EXERCISE MATERIAL:
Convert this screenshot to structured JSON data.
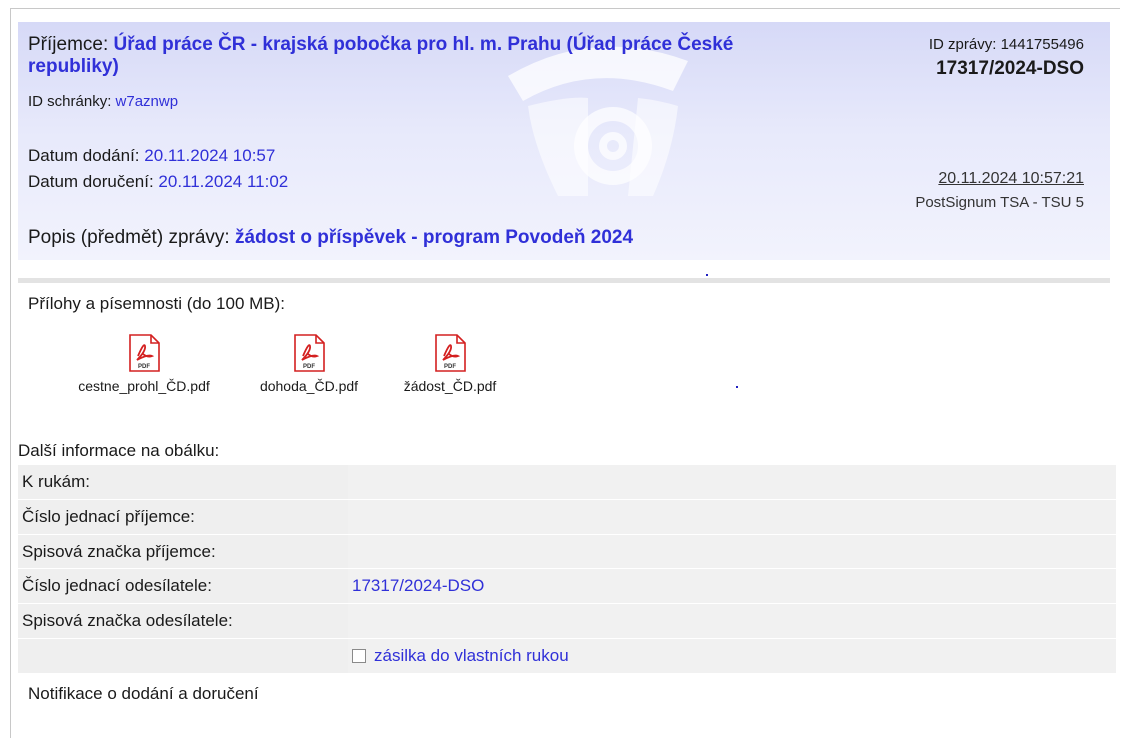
{
  "header": {
    "recipient_label": "Příjemce: ",
    "recipient_value": "Úřad práce ČR - krajská pobočka pro hl. m. Prahu (Úřad práce České republiky)",
    "box_id_label": "ID schránky: ",
    "box_id_value": "w7aznwp",
    "message_id_label": "ID zprávy: ",
    "message_id_value": "1441755496",
    "case_number": "17317/2024-DSO",
    "delivery_date_label": "Datum dodání: ",
    "delivery_date_value": "20.11.2024 10:57",
    "receipt_date_label": "Datum doručení: ",
    "receipt_date_value": "20.11.2024 11:02",
    "timestamp": "20.11.2024 10:57:21",
    "timestamp_authority": "PostSignum TSA - TSU 5",
    "subject_label": "Popis (předmět) zprávy: ",
    "subject_value": "žádost o příspěvek - program Povodeň 2024"
  },
  "attachments": {
    "label": "Přílohy a písemnosti (do 100 MB):",
    "icon_text": "PDF",
    "files": [
      {
        "name": "cestne_prohl_ČD.pdf",
        "icon": "pdf-icon"
      },
      {
        "name": "dohoda_ČD.pdf",
        "icon": "pdf-icon"
      },
      {
        "name": "žádost_ČD.pdf",
        "icon": "pdf-icon"
      }
    ]
  },
  "envelope": {
    "title": "Další informace na obálku:",
    "rows": [
      {
        "label": "K rukám:",
        "value": ""
      },
      {
        "label": "Číslo jednací příjemce:",
        "value": ""
      },
      {
        "label": "Spisová značka příjemce:",
        "value": ""
      },
      {
        "label": "Číslo jednací odesílatele:",
        "value": "17317/2024-DSO"
      },
      {
        "label": "Spisová značka odesílatele:",
        "value": ""
      }
    ],
    "personal_delivery_label": "zásilka do vlastních rukou",
    "personal_delivery_checked": false
  },
  "notifications": {
    "label": "Notifikace o dodání a doručení"
  },
  "colors": {
    "accent_blue": "#3030d8",
    "header_bg": "#d6d9f7",
    "pdf_red": "#d42020"
  }
}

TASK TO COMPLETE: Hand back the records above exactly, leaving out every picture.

RESULT:
Convert this screenshot to structured JSON data.
{
  "header": {
    "recipient_label": "Příjemce: ",
    "recipient_value": "Úřad práce ČR - krajská pobočka pro hl. m. Prahu (Úřad práce České republiky)",
    "box_id_label": "ID schránky: ",
    "box_id_value": "w7aznwp",
    "message_id_label": "ID zprávy: ",
    "message_id_value": "1441755496",
    "case_number": "17317/2024-DSO",
    "delivery_date_label": "Datum dodání: ",
    "delivery_date_value": "20.11.2024 10:57",
    "receipt_date_label": "Datum doručení: ",
    "receipt_date_value": "20.11.2024 11:02",
    "timestamp": "20.11.2024 10:57:21",
    "timestamp_authority": "PostSignum TSA - TSU 5",
    "subject_label": "Popis (předmět) zprávy: ",
    "subject_value": "žádost o příspěvek - program Povodeň 2024"
  },
  "attachments": {
    "label": "Přílohy a písemnosti (do 100 MB):",
    "icon_text": "PDF",
    "files": [
      {
        "name": "cestne_prohl_ČD.pdf",
        "icon": "pdf-icon"
      },
      {
        "name": "dohoda_ČD.pdf",
        "icon": "pdf-icon"
      },
      {
        "name": "žádost_ČD.pdf",
        "icon": "pdf-icon"
      }
    ]
  },
  "envelope": {
    "title": "Další informace na obálku:",
    "rows": [
      {
        "label": "K rukám:",
        "value": ""
      },
      {
        "label": "Číslo jednací příjemce:",
        "value": ""
      },
      {
        "label": "Spisová značka příjemce:",
        "value": ""
      },
      {
        "label": "Číslo jednací odesílatele:",
        "value": "17317/2024-DSO"
      },
      {
        "label": "Spisová značka odesílatele:",
        "value": ""
      }
    ],
    "personal_delivery_label": "zásilka do vlastních rukou",
    "personal_delivery_checked": false
  },
  "notifications": {
    "label": "Notifikace o dodání a doručení"
  },
  "colors": {
    "accent_blue": "#3030d8",
    "header_bg": "#d6d9f7",
    "pdf_red": "#d42020"
  }
}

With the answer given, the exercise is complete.